In total, how many lines of the data contain the word "sprinkles"? Only that number is wanted.

◆ **DATA PROVIDED**
----------

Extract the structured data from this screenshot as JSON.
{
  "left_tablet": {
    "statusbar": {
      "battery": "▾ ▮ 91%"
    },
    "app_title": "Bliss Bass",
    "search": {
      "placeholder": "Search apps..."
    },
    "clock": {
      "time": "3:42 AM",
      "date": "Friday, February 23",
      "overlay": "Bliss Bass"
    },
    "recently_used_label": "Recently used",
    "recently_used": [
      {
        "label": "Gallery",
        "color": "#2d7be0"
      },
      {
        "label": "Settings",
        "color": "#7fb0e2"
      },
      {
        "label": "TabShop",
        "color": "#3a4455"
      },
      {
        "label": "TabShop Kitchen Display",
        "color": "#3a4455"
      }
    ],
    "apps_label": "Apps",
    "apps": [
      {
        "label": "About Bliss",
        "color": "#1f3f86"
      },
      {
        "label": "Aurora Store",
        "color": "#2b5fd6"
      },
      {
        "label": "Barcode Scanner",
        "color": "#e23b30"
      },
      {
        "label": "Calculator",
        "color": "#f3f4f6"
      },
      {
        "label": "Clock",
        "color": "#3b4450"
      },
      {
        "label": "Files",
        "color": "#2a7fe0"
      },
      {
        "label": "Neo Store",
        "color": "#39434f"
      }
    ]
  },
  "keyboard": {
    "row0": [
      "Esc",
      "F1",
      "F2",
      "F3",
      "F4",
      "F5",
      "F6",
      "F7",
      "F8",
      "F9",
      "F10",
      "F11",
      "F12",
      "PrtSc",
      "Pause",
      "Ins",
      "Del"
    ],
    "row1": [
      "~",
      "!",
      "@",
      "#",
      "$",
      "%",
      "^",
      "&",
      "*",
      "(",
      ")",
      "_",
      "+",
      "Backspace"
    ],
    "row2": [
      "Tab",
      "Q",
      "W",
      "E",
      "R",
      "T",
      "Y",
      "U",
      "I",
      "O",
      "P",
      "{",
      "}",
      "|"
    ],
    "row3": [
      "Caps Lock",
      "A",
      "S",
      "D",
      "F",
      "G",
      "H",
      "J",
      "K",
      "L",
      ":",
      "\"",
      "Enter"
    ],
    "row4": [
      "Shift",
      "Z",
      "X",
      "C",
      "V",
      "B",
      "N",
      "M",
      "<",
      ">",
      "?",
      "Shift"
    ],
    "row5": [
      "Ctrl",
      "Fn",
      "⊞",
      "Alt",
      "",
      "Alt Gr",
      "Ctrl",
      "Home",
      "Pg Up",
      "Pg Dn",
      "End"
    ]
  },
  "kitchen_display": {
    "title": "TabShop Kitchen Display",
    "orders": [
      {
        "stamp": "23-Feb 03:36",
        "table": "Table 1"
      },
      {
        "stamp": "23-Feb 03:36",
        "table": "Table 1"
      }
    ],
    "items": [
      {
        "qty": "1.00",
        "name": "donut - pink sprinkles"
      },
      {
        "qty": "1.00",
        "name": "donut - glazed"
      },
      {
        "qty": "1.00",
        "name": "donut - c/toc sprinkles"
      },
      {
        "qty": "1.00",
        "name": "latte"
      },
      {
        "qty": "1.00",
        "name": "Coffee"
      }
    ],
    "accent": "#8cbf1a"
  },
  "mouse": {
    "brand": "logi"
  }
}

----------

◆ **ANSWER FOR THE TASK**
2